Reproduce the records without their pictures, keeping every word as it is.
--- START ---
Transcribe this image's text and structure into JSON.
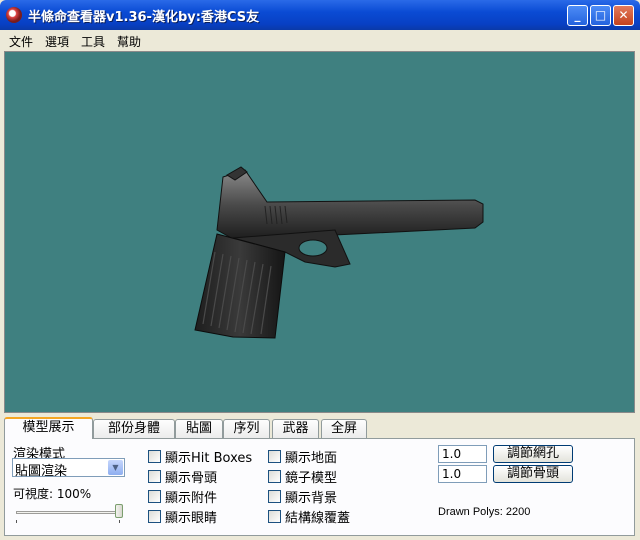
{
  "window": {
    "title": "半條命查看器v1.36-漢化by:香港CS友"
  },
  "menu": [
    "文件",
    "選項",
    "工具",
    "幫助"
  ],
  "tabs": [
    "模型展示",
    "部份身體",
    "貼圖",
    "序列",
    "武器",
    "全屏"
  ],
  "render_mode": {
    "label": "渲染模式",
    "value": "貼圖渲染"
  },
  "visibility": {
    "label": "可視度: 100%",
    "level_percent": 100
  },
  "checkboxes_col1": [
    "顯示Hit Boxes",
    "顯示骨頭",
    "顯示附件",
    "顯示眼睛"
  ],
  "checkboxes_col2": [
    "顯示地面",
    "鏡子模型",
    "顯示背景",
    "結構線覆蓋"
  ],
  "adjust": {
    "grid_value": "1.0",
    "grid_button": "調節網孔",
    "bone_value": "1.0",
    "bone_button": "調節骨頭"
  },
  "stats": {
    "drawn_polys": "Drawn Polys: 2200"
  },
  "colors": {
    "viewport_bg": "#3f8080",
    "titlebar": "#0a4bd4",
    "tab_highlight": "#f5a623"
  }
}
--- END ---
■ **Output of the task**:
Transcribe this image's text and structure into JSON.
{
  "window": {
    "title": "半條命查看器v1.36-漢化by:香港CS友"
  },
  "menu": [
    "文件",
    "選項",
    "工具",
    "幫助"
  ],
  "tabs": [
    "模型展示",
    "部份身體",
    "貼圖",
    "序列",
    "武器",
    "全屏"
  ],
  "render_mode": {
    "label": "渲染模式",
    "value": "貼圖渲染"
  },
  "visibility": {
    "label": "可視度: 100%",
    "level_percent": 100
  },
  "checkboxes_col1": [
    "顯示Hit Boxes",
    "顯示骨頭",
    "顯示附件",
    "顯示眼睛"
  ],
  "checkboxes_col2": [
    "顯示地面",
    "鏡子模型",
    "顯示背景",
    "結構線覆蓋"
  ],
  "adjust": {
    "grid_value": "1.0",
    "grid_button": "調節網孔",
    "bone_value": "1.0",
    "bone_button": "調節骨頭"
  },
  "stats": {
    "drawn_polys": "Drawn Polys: 2200"
  },
  "colors": {
    "viewport_bg": "#3f8080",
    "titlebar": "#0a4bd4",
    "tab_highlight": "#f5a623"
  }
}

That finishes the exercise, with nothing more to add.